Many worry the crush of cases is weakening the effect of the legislation. Only a quarter of the 14,000 victims who filed for temporary protection orders last year, which legally forbid abusers from coming near the victim's home or workplace for seven days, were successful in obtaining a protective order lasting 200 days. Most of the cases, after one week, were dismissed or denied.
Nobody is certain why. But victims' advocates suspect there are not enough police officers to serve the growing number of offenders with court papers, and a lack of counseling to prevent the victim from returning to the abusive partner.
"In some cases, we just lose people because they're not going to sit and wait," said Jennifer DuLaney, a victim's advocate in Anne Arundel District Court, which saw a caseload increase of 400 in 1990 to 1,100 last year.
Others say the judges don't have the time to listen to each case.
"If they are backed up with 25 cases, there may be some inclination upon some judges to give victims the short shrift," said Carol Alexander, director of the House of Ruth domestic violence center in Baltimore.
Take Ms. Nash, for example. She missed work a second time to return to court to renew her seven-day protection order. She would like a 200-day order, but can not obtain one until police track down her boyfriend and serve him with court papers, and Ms. Nash says her boyfriend is hiding. After four weeks, Ms. Nash's option to renew the temporary order will expire -- she cannot refile until she is abused again.

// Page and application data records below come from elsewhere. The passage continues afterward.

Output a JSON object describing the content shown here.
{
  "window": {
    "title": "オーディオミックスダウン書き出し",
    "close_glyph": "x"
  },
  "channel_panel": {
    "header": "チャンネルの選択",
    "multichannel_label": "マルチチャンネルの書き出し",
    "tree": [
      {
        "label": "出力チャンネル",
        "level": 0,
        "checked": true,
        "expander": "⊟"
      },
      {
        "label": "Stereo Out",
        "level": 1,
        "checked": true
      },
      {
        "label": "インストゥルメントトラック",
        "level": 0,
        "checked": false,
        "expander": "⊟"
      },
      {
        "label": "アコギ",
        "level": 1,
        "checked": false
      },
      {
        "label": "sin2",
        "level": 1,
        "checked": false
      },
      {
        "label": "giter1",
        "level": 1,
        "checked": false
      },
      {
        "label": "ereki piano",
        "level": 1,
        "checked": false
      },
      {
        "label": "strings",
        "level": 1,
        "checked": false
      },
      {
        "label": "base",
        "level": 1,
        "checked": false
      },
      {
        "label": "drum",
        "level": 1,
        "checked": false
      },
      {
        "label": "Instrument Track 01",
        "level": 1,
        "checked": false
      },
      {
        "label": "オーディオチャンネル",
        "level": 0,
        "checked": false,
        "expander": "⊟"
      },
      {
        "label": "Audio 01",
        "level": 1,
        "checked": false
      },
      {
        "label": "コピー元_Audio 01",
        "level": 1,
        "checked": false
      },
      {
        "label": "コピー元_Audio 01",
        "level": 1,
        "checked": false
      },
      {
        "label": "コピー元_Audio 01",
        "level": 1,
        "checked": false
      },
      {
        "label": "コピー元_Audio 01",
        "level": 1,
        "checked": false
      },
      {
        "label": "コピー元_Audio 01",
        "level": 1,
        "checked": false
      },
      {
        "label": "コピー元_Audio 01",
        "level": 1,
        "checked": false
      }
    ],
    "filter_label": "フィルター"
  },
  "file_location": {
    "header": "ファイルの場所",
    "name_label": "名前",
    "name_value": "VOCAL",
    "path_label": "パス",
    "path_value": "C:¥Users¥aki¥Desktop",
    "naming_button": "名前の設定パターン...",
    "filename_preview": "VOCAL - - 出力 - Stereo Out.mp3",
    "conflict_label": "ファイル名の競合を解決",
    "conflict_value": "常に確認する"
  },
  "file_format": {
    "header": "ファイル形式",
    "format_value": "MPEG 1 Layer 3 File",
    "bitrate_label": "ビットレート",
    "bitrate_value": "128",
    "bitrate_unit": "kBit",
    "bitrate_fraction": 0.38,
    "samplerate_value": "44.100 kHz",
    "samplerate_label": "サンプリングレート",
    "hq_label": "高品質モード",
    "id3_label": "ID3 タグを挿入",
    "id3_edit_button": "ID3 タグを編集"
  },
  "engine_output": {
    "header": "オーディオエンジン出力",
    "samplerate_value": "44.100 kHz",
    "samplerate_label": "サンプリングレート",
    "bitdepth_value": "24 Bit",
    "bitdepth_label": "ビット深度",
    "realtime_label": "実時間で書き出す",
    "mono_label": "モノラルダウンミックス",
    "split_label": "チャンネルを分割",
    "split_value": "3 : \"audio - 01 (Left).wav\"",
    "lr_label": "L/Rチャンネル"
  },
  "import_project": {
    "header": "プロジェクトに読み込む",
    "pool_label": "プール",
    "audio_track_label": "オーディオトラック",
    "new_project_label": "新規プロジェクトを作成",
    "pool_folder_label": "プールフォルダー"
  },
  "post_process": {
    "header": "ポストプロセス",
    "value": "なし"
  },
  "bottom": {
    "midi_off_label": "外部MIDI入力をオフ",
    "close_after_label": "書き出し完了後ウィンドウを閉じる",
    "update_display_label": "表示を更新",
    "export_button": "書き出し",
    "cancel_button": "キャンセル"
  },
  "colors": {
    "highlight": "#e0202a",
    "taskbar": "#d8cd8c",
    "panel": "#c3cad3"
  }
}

But Ms. Nash did not know her protection could expire and said she felt relief that the court could offer some protection.
"It took a month to come here because I was afraid," said Ms. Nash, a 34-year-old factory worker. "I'm not as afraid as I was."
Judges and the courts say they are doing what they can to manage the rush. Many judges have set aside courtrooms for abuse cases. On mornings after a holiday or weekend, advocates and legal aides are placed in courthouse lobbies to advise the crowd of women. Additional police officers have been hired in some courts in attempts to serve court papers to a growing list of offenders. In Prince George's, a domestic violence center hired a private attorney to represent victims.
But along with the increase in numbers, the cases themselves now are also more time-consuming. The new laws broadened the kind of protection victims can seek. Judges now find they must not only rule on whether abuse occurred, but also on sticky issues such as child custody, real estate claims, divorce proceedings, counseling and what to do when both parties are guilty of abuse.
"Any one of these cases can take hours," said Judge Essom V. Ricks, of Anne Arundel District Court. "We ask if the parties can reach an agreement and then we try to get people with agreements in and out as soon as possible."
Judge Norman E. Johnson was particularly burdened one busy morning in Baltimore District Court recently. The judge had 46 cases on his daily docket to hear -- an average of nine minutes per case. Baltimore District court saw a record 3,393 cases last year, and judges were pushed to set aside an entire courtroom each day to handle the domestic violence docket.
In the crowded lobby, a long, scattered line of tired-looking woman extended from the clerk's office into the hallway, and the constant cry of "next" rang out. Babies wailed, and women sorted through their papers or talked with strangers about their abuse and legal wranglings.
"I had to wait for four hours last week," Ms. Nash warned another woman standing nearby in the hallway.